Here’s how we used a Rebus activity for this Primary song:
6. First Letter of each Word
This idea is so easy to do with absolutely any idea! Simply write down the very first letter of each and every word in the song.
Post each section of letters on a strip of paper and let the kids first figure out what the code is and then do their best to unscramble them back in order.
In Junior Primary, you might simply show them two words strips, and ask which ones should go up, then pick another two and again ask them which one should go next!
Here’s how we use the First Letter Game:
7. What comes next?
This can be a completely no-prep activity or use a little foresight and map out a plan! The first option is to simply sing-sing-sing and randomly pause!
At each pause, the kids will fill in what word or phrase comes next! It works best if you either have them finish a phrase/line of the song or tell them a number of words for them to sing (like sing the next 2 words each time I pause).
See how we use What Comes Next here:
8. Number Problems
Use numbers in place of certain keywords to create a challenging problem to solve! Your numbers can have a logical meaning (which works best) or can be more abstract!
Here’s how we used Number Problems in this Primary Song:

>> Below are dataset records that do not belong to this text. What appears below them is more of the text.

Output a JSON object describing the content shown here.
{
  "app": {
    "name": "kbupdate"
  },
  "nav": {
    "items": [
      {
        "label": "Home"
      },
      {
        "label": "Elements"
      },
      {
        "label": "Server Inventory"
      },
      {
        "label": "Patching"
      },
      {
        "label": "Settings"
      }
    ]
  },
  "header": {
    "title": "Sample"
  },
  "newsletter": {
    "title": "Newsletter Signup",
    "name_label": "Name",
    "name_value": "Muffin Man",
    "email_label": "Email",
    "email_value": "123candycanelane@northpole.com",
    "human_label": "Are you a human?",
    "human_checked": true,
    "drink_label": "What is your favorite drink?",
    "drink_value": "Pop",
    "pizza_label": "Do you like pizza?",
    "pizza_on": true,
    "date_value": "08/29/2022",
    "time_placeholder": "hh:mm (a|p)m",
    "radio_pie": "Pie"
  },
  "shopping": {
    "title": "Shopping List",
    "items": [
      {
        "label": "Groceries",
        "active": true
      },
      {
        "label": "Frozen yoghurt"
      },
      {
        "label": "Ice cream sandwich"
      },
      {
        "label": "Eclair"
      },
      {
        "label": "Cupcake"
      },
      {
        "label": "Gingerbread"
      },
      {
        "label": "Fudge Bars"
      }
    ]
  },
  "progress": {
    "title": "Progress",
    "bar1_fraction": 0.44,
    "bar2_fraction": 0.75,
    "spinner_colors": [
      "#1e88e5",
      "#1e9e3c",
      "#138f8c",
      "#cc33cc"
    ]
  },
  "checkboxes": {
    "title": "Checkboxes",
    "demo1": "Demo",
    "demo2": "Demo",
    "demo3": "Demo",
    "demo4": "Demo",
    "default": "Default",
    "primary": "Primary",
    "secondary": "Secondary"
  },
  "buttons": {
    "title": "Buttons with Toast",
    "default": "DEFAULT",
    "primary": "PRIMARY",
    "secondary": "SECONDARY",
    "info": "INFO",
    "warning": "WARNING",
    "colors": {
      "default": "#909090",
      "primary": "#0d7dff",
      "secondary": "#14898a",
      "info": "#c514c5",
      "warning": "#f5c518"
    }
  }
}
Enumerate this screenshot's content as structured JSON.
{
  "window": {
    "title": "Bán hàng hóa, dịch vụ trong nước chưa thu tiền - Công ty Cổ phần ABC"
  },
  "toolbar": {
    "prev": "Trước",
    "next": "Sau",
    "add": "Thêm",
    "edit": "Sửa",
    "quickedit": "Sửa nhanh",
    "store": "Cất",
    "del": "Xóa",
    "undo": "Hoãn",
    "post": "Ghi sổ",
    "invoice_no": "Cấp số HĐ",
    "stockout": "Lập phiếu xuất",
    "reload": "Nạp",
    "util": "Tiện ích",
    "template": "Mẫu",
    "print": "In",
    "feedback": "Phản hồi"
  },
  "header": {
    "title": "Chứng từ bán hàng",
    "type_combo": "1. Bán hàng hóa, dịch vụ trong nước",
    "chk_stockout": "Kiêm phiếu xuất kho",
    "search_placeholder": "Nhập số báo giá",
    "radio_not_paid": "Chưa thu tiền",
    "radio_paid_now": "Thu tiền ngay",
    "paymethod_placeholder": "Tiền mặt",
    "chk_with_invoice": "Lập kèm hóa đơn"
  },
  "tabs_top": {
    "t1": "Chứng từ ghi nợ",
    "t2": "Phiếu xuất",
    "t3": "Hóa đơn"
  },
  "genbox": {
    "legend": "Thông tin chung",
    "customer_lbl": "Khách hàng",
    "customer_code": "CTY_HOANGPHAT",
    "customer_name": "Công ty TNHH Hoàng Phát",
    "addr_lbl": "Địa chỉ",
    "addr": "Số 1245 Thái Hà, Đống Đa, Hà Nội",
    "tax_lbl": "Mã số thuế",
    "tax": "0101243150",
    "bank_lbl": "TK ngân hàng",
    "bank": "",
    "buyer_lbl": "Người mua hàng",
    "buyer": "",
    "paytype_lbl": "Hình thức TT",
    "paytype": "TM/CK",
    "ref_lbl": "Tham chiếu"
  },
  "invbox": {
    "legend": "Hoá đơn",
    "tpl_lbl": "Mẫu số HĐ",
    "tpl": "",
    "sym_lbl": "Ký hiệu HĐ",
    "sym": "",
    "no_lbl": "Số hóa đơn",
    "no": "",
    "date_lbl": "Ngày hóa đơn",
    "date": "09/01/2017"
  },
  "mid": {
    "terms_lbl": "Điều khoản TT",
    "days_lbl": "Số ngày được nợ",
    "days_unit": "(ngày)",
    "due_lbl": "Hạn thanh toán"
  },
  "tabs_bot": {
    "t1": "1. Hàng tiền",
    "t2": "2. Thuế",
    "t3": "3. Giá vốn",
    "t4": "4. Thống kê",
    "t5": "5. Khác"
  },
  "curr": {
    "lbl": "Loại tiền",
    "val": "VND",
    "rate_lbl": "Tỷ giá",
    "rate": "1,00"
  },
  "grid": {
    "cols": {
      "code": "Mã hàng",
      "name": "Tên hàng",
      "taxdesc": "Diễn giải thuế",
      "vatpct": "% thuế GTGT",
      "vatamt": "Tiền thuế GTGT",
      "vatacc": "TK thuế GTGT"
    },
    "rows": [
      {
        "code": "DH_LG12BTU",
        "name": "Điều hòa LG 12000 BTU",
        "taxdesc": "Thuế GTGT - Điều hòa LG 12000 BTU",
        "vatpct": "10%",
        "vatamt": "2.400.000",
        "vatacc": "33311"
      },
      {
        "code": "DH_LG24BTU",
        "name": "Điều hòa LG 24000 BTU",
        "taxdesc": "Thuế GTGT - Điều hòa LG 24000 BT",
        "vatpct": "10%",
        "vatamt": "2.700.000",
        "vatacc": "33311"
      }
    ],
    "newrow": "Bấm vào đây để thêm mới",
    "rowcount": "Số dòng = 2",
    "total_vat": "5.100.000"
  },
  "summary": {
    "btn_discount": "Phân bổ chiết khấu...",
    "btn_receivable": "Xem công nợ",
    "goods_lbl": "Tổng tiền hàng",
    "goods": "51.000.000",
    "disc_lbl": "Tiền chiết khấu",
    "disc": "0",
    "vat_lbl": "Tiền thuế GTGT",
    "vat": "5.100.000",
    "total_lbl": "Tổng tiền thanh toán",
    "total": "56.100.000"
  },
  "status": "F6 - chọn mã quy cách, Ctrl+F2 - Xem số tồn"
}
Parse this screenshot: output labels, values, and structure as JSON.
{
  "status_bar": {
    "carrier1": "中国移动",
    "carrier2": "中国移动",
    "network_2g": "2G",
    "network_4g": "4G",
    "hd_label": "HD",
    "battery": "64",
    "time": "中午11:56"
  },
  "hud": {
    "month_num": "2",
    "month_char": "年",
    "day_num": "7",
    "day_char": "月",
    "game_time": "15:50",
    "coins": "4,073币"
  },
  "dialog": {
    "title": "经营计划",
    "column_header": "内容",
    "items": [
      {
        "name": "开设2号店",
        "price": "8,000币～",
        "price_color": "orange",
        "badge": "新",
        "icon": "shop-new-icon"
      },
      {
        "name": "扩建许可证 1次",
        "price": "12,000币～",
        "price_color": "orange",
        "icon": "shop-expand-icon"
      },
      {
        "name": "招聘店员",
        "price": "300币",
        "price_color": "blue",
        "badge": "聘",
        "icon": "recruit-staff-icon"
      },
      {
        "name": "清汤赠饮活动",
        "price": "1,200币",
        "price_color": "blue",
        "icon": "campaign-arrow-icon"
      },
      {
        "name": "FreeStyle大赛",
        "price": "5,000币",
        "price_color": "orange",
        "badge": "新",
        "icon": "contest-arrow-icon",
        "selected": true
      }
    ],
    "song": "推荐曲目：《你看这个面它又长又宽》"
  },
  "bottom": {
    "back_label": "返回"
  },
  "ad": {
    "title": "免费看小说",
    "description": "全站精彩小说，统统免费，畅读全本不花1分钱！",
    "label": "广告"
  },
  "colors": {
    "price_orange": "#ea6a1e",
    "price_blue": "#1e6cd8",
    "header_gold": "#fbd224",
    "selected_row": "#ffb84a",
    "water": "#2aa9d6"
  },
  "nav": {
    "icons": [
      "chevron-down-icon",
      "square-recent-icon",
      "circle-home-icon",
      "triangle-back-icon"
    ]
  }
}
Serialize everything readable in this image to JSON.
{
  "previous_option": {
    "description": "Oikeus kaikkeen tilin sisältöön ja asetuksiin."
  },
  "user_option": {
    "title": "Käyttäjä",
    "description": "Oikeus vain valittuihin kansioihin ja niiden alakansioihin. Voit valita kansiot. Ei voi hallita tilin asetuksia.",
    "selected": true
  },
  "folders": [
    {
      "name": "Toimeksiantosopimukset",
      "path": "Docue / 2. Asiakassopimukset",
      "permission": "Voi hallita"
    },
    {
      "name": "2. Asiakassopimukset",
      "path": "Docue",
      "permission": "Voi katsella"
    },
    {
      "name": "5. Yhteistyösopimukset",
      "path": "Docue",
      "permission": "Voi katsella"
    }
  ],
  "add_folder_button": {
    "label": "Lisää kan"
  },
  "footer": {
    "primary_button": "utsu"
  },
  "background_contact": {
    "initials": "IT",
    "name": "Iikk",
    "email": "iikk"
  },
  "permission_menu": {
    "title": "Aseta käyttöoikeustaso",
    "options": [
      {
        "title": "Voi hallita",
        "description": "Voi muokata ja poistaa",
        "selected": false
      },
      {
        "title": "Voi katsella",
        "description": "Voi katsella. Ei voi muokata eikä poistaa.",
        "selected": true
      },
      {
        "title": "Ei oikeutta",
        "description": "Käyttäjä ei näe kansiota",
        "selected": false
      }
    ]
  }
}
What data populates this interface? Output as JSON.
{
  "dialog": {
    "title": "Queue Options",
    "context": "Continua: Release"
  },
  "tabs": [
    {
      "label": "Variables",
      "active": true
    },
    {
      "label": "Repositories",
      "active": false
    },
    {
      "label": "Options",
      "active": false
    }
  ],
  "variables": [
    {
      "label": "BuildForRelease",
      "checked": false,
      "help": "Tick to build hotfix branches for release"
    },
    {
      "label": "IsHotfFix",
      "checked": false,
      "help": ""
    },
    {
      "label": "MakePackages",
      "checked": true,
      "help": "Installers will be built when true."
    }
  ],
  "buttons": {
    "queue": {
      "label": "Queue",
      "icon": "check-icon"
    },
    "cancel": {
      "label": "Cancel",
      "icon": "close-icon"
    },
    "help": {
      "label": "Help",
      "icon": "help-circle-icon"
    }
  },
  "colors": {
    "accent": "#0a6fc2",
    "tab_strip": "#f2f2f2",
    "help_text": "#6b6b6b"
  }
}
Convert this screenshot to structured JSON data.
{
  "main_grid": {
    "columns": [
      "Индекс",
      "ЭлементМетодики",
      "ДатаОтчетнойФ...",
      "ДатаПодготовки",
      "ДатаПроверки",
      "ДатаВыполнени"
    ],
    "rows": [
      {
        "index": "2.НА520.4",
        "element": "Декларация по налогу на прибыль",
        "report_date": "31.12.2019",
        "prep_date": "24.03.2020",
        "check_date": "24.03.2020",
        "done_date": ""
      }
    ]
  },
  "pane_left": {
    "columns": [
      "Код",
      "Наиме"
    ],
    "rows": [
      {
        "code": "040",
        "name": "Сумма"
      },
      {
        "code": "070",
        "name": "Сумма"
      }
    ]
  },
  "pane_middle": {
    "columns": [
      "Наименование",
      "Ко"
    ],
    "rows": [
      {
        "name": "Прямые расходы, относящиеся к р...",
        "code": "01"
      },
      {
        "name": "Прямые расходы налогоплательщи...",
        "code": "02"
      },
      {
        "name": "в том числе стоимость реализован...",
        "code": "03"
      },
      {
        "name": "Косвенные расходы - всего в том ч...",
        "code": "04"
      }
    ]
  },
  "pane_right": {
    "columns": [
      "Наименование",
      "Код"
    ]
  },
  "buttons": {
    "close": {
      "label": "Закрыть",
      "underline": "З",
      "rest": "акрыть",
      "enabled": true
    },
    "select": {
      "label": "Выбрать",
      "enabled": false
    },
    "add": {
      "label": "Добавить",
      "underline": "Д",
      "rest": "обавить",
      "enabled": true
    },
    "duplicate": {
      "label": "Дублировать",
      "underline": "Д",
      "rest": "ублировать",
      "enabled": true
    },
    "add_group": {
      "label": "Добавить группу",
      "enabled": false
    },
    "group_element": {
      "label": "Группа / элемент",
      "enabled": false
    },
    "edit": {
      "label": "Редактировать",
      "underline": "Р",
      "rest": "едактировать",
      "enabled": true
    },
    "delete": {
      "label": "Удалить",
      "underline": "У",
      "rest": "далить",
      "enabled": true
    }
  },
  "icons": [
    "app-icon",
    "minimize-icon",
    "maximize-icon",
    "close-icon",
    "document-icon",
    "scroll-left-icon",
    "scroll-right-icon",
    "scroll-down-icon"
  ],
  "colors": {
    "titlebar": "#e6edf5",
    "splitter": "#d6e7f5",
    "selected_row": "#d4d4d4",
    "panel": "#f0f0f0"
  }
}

9. Compare and Contrast
You can use a compare and contrast approach with a song that has contrasting ideas already in it, such as lyrics that try to point out cause and effect or right and wrong.
Or, use this activity with a song that shows a really strong approach to only one side of the scale. Then, you can point out it’s opposite and it will really drive home the message of WHY we want to choose the right!
Here’s one version of a Compare and Contract Activity:
10. Bar Graph
A traditional bar graph uses a scale along the edge that might represent something like price, number of items, or other metrics to chart changes.
We’ll use a bar graph in singing time with the musical staff as the scale along the edge! This is a neat way to show how the melody flows throughout the song, similar to a melody chart, but with a fresh and interesting approach!
You can color certain bars to represent keywords or ideas.
Here’s one Bar Graph chart to help inspire your own!
Create a simple (or tricky) riddle to try to have the kids guess the song. Then, sing through the song after they’ve guess it correctly.
Another way to use this activity is to create riddles for each line of the song, and then have them echo sing through the line adding more parts to echo sing until you’ve made your way through the song!
You can find some Song Riddles on LDS.org to get you started brainstorming your own!
12. Line Matching Game
Here’s another activity you did often in grade school! The game has two columns with words and/or pictures and a big space in between. You’ll match the items from column 1 with the items in column 2 with a line.
This is an easy activity to use to help teach the concepts of the song and present an interesting challenge the kids enjoy doing!
Grab our printable line matching game here:
Even More Learning Style Activities
This is the second post in a series of posts on teaching by learning styles! The next post will share ideas on using Living Music Activities in Singing Time!
You can also head back to the first post on Using Purposeful Movement Activities!
You can see all our posts that use Logical Conclusions under this category landing page.
Grab the free printable Song Planner Worksheet to make planning engaging activities a cinch — here!
What other logical conclusion activities do you use in Singing Time?